To put it in concrete terms, today or tomorrow will see the public unveiling of an initiative from nine countries, with Germany taking the lead, of course; so this isn’t just any group of countries! They’re going to propose that in future we depart from the order laid down in the Treaty of the European Union, and that the Member States shouldn’t be allowed to pursue independent foreign policy. So if the European Union were to decide by a two-thirds majority to take a particular decision on foreign policy, no Member State would be able to opt out. This would mean the abolition of Hungary’s independent foreign policy. Today European legislation guarantees that every country has the right to pursue its own foreign policy, and that a common foreign policy measure can only be enacted if there’s complete unanimity on the matter in question. This is what they want to abolish. This particular case shows what’s at stake. All over the Western world – with the Democratic administration in America just as much as with the bureaucrats in Brussels – there are ongoing attempts to limit the autonomy, the powers and the sovereignty of nations, and to take as many issues as possible away from them to be dealt with elsewhere, over their heads. Today they’re taking away matters of criminal law, with the European Public Prosecutor’s Office. And then they want European media regulation. And here’s this particular case: instead of unanimous agreement on foreign policy, a large majority could determine the foreign policy of defiant, dissenting countries. This is the fault line. We believe in a Europe of nations. The only remedy is to strengthen nations – not only Hungary, but nations in general. This is the basis of Western culture, this is the basis of Western competitive advantage, this – the nations – is what made the West great. And now this is what the globalist forces – which are partly the leaders and bureaucrats of international political institutions and partly global economic forces – want to eliminate. States that are weak and unable to assert their own interests are good for financiers and businessmen working on a global scale, who can subordinate countries’ legislation, rule-making and law enforcement to their personal financial interests. Nations need to be vigilant – especially nations the size of Hungary. If we don’t want to be trampled on, we must stand up for the concept of a Europe of nations. This is what we’ve done, this is why our conservative friends were here, why those who are united by this idea met in Pest, and why they’re prepared to fight the political battle against the world of global elites and speculators.

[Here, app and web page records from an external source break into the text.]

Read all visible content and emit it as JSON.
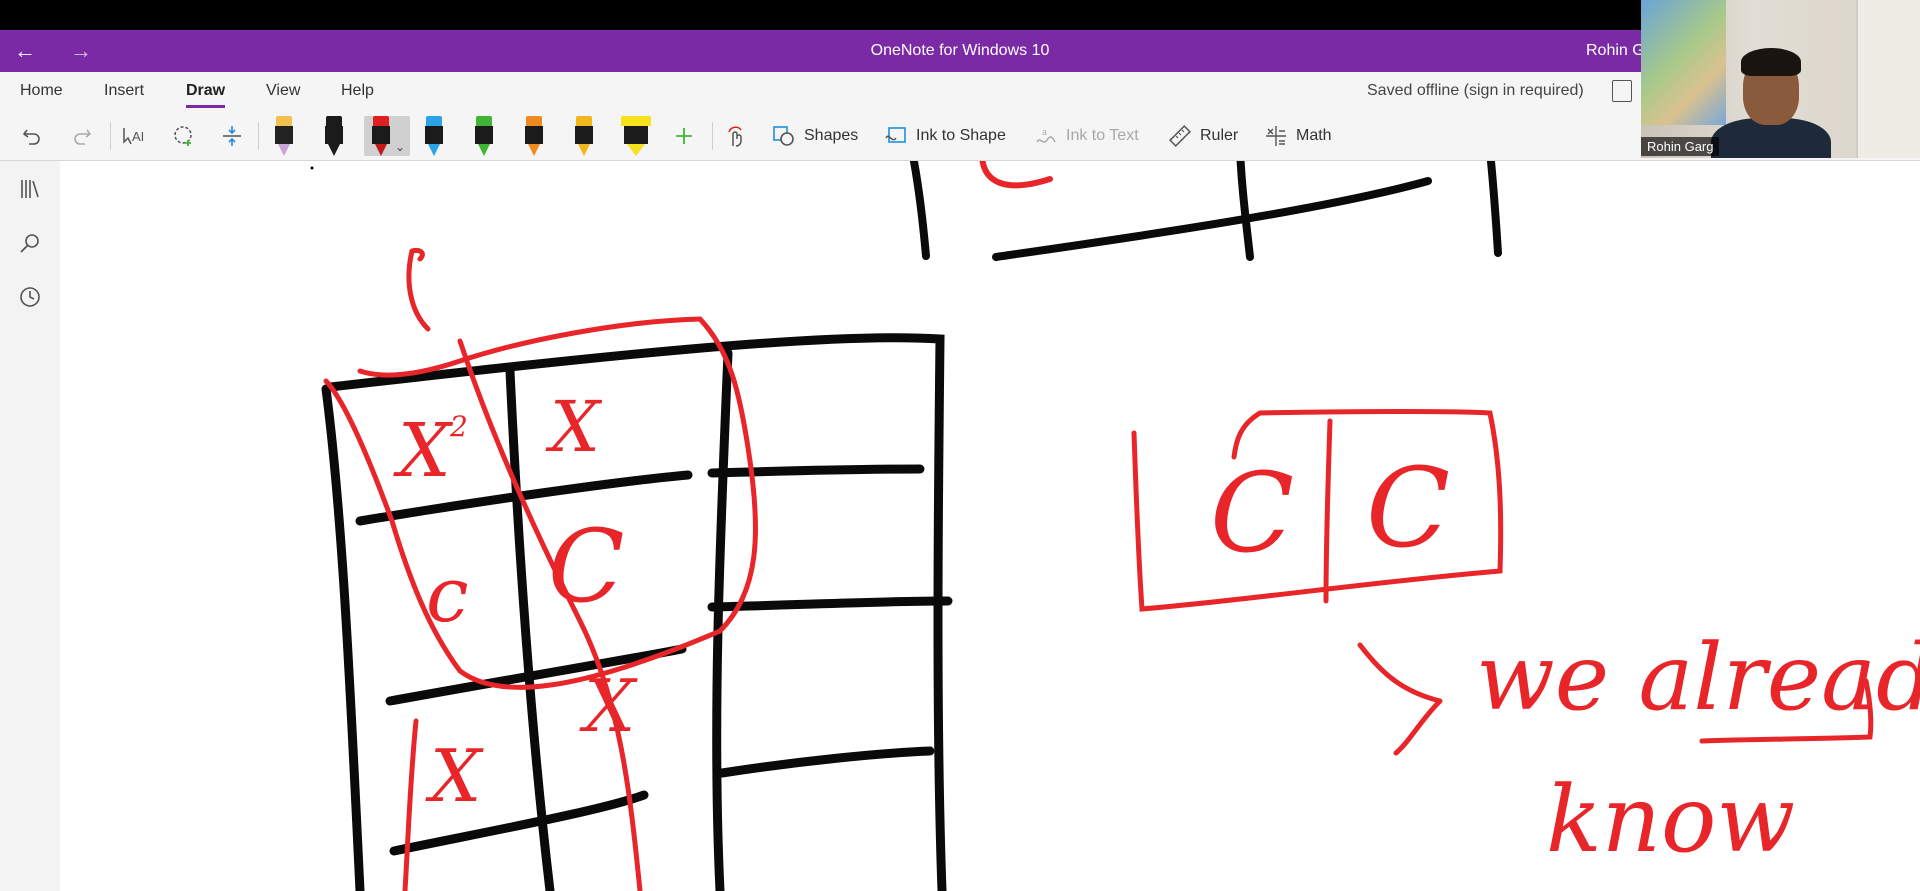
{
  "titlebar": {
    "back_label": "←",
    "forward_label": "→",
    "title": "OneNote for Windows 10",
    "user": "Rohin G"
  },
  "ribbon": {
    "tabs": [
      {
        "label": "Home"
      },
      {
        "label": "Insert"
      },
      {
        "label": "Draw",
        "active": true
      },
      {
        "label": "View"
      },
      {
        "label": "Help"
      }
    ],
    "status": "Saved offline (sign in required)",
    "pens": [
      {
        "color": "#c9a2d8",
        "kind": "pencil"
      },
      {
        "color": "#1b1b1b",
        "kind": "pen"
      },
      {
        "color": "#e02020",
        "kind": "pen",
        "selected": true
      },
      {
        "color": "#2aa3e8",
        "kind": "pen"
      },
      {
        "color": "#3fb536",
        "kind": "pen"
      },
      {
        "color": "#f08a1f",
        "kind": "pen"
      },
      {
        "color": "#f2b51c",
        "kind": "pen"
      },
      {
        "color": "#f5e21c",
        "kind": "highlighter"
      }
    ],
    "buttons": {
      "shapes": "Shapes",
      "ink_to_shape": "Ink to Shape",
      "ink_to_text": "Ink to Text",
      "ruler": "Ruler",
      "math": "Math"
    }
  },
  "video": {
    "participant_name": "Rohin Garg"
  },
  "canvas": {
    "handwriting": {
      "cell1": "X",
      "cell1_sup": "2",
      "cell2": "X",
      "cell3": "c",
      "cell4": "C",
      "cell5": "X",
      "cell6": "X",
      "right_box_left": "C",
      "right_box_right": "C",
      "note_line1": "we already",
      "note_line2": "know"
    }
  },
  "colors": {
    "accent": "#7b2aa5",
    "ink_red": "#e8262a",
    "ink_black": "#0a0a0a"
  }
}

I’ve spent the last half hour asking Prime Minister Viktor Orbán about subjects including the Russo-Ukrainian war, support for peace, the grain agreement, and maintenance of the reductions in household utility charges.